I was born and grew up in the San Francisco Bay Area. From an early age, I loved to read and make up stories. I would write, cast, and direct my friends in plays. I
loved to stay home from school sick, because it gave me an excuse to sit in bed all day and write long, elaborate, overly detailed stories about girls at boarding school. The writing impulse went "underground" in college and didn't resurface seriously until 1992, when I began to work on the earliest stories in The View from Below. These stories were triggered by first lines, images, and dreams. I had been working, with both pleasure and frustration, in various publishing jobs in New York City and decided to go to graduate school- not so much out of a desire to "learn to write" as out of a need for times, structure, and the permission to take some chances and make some false starts. I have been writing seriously since.
I suppose the threads of my book come from three autobiographical balls of yarn: childhood preoccupations, landscape, and grief.
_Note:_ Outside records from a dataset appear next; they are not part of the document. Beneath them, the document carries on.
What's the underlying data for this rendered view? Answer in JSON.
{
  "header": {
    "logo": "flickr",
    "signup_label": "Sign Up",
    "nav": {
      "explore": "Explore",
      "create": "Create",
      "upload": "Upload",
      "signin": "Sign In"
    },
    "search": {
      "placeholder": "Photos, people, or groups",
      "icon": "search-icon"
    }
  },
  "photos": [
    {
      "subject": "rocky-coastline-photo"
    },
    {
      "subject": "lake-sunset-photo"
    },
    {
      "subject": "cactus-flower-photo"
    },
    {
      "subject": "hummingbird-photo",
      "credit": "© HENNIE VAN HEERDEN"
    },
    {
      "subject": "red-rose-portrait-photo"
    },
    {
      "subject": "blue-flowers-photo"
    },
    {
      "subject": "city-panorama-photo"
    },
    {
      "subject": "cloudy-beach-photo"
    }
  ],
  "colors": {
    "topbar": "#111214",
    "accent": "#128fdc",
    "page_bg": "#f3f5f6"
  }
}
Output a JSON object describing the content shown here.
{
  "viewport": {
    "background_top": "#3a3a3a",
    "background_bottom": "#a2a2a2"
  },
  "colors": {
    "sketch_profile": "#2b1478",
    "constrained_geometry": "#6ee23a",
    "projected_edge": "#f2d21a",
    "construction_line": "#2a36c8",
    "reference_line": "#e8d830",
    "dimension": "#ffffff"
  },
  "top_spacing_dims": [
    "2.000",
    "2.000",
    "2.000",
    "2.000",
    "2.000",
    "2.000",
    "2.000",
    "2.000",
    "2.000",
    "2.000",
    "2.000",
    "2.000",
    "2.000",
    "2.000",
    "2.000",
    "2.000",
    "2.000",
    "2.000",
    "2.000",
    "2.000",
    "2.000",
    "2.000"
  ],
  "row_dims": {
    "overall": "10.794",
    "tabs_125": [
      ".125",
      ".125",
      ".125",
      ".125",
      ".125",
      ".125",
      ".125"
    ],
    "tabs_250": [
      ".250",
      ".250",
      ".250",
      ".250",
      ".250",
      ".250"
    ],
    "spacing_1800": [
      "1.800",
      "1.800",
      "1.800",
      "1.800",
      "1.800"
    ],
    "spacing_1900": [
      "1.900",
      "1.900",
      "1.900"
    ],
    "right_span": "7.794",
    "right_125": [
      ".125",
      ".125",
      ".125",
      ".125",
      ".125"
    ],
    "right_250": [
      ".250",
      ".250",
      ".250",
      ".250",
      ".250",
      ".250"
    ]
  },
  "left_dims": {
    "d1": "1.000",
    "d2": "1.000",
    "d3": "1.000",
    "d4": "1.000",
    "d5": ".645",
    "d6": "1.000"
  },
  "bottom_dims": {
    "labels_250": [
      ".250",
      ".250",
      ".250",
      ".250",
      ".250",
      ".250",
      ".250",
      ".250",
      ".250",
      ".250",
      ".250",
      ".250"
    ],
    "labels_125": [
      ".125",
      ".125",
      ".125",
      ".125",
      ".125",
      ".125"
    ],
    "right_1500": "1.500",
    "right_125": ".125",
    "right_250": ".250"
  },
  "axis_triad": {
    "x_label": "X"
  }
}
Like most writers, I have always written as a way to tell my side of the story, to narrate events with a perspective that, as a child, I knew wasn't in sync with what the grown-ups saw. Since childhood, I have been drawn to landscape, and "place" plays a large role in my work. While revising these stories I realized how much a factor weather is. Each story features either rain, snow, freezing cold, or sultry heat. And, since I am a native Californian, there are three earthquakes.
Grief deserves its own paragraph. The grief from my brother's death was an emotional force behind the making of many of these stories, just as it remade me. In terms of subject matter, yes, but also in a way much deeper than plot, these stories were formed from the experience of grieving
and of coming back to life.